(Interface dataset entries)

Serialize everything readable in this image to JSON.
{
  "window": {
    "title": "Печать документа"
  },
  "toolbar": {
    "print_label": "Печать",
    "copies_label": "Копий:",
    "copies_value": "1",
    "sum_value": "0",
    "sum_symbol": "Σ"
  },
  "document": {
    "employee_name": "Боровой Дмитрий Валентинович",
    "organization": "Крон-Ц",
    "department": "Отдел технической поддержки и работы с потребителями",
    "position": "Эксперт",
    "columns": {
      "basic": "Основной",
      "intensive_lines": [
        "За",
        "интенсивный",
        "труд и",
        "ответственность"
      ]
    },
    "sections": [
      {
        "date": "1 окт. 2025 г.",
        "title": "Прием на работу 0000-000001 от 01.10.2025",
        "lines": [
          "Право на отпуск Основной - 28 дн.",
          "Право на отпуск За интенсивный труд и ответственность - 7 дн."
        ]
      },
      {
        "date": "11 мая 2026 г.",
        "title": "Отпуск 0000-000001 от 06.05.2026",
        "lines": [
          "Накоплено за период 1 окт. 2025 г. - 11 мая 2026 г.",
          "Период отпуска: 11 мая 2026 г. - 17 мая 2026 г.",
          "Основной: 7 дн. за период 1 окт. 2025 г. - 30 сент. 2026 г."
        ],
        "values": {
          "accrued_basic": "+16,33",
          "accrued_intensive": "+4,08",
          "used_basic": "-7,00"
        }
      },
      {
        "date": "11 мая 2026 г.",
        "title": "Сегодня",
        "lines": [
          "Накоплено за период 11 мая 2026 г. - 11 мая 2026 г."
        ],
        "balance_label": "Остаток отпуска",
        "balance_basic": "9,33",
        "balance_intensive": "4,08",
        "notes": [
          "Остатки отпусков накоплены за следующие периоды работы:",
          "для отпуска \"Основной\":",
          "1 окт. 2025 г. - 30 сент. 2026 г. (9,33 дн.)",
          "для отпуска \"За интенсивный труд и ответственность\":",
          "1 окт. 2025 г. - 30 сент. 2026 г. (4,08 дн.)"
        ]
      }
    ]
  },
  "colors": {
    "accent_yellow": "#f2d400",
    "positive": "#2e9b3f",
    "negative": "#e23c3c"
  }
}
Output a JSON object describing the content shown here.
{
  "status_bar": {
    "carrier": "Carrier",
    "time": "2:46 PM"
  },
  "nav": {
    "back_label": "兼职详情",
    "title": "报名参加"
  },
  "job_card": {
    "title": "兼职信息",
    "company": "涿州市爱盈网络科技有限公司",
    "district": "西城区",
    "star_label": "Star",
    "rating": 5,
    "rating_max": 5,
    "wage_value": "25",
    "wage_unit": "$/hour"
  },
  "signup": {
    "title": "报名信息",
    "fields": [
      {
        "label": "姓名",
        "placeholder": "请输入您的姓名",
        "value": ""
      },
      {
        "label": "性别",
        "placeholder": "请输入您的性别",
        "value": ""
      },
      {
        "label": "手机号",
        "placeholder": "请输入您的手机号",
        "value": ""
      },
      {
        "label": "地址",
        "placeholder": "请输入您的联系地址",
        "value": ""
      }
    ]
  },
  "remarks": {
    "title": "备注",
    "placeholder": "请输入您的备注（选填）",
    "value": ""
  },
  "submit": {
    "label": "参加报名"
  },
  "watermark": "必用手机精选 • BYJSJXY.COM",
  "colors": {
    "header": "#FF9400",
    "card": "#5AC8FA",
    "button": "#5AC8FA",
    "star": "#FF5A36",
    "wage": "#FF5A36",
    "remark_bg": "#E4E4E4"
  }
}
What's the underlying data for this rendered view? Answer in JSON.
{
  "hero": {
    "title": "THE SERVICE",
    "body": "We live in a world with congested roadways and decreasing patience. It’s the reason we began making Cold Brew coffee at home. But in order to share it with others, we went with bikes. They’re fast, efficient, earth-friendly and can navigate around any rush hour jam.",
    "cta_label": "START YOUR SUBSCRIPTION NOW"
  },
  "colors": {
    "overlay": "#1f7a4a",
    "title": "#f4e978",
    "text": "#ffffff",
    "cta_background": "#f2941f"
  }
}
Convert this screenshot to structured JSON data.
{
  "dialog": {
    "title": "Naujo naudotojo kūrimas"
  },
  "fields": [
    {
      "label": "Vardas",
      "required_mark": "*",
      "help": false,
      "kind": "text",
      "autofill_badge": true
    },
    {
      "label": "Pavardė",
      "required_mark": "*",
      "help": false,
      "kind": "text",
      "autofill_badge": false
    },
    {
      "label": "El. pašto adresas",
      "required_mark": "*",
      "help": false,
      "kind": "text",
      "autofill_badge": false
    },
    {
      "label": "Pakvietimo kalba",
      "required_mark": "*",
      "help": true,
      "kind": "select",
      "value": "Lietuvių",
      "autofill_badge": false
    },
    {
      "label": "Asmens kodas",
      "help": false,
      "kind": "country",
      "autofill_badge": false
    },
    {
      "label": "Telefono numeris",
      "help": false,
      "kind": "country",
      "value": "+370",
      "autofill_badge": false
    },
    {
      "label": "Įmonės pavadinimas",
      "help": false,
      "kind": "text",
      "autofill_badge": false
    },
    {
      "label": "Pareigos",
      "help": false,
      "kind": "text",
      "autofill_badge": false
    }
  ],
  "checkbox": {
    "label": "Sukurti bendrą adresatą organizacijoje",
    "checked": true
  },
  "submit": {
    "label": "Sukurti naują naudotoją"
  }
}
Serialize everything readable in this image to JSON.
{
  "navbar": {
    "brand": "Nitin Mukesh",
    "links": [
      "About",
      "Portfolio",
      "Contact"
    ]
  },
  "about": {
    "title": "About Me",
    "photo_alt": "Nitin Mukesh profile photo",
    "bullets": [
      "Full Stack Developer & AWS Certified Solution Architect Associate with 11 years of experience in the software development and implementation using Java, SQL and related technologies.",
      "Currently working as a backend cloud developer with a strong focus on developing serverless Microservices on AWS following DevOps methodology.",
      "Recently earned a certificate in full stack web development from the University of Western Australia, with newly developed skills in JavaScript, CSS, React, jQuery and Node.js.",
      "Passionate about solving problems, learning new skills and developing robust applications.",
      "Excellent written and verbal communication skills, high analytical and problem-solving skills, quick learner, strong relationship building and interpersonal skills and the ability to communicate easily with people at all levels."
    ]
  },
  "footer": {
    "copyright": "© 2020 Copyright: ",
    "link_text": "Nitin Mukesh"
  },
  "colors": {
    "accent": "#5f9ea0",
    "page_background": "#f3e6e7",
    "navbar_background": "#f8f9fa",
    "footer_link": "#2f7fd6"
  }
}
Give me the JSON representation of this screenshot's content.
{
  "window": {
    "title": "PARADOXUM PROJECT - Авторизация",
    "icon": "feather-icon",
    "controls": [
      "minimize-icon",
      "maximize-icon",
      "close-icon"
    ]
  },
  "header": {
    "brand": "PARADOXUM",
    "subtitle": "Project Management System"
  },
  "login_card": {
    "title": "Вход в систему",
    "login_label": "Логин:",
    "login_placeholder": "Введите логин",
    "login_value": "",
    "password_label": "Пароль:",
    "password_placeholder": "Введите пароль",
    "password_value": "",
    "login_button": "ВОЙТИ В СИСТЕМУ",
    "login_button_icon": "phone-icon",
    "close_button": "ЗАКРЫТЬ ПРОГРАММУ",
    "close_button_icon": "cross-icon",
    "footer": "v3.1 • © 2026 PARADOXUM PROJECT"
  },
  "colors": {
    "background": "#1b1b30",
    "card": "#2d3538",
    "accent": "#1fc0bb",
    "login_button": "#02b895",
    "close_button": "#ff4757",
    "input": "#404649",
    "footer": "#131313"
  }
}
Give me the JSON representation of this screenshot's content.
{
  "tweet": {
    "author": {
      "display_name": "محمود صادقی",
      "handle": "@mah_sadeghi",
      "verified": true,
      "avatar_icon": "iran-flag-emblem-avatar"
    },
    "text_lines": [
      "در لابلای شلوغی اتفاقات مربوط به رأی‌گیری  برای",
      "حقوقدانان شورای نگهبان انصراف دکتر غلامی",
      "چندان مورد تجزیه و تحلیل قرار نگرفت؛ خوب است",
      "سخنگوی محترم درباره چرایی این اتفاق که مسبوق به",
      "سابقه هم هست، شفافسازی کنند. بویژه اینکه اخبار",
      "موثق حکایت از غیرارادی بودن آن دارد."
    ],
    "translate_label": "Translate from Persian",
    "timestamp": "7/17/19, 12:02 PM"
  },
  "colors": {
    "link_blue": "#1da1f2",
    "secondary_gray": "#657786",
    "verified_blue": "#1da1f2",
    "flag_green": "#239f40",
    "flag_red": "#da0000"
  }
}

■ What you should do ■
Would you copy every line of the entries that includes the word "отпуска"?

■ Task solution ■
          "Период отпуска: 11 мая 2026 г. - 17 мая 2026 г.",
        "balance_label": "Остаток отпуска",
          "для отпуска \"Основной\":",
          "для отпуска \"За интенсивный труд и ответственность\":",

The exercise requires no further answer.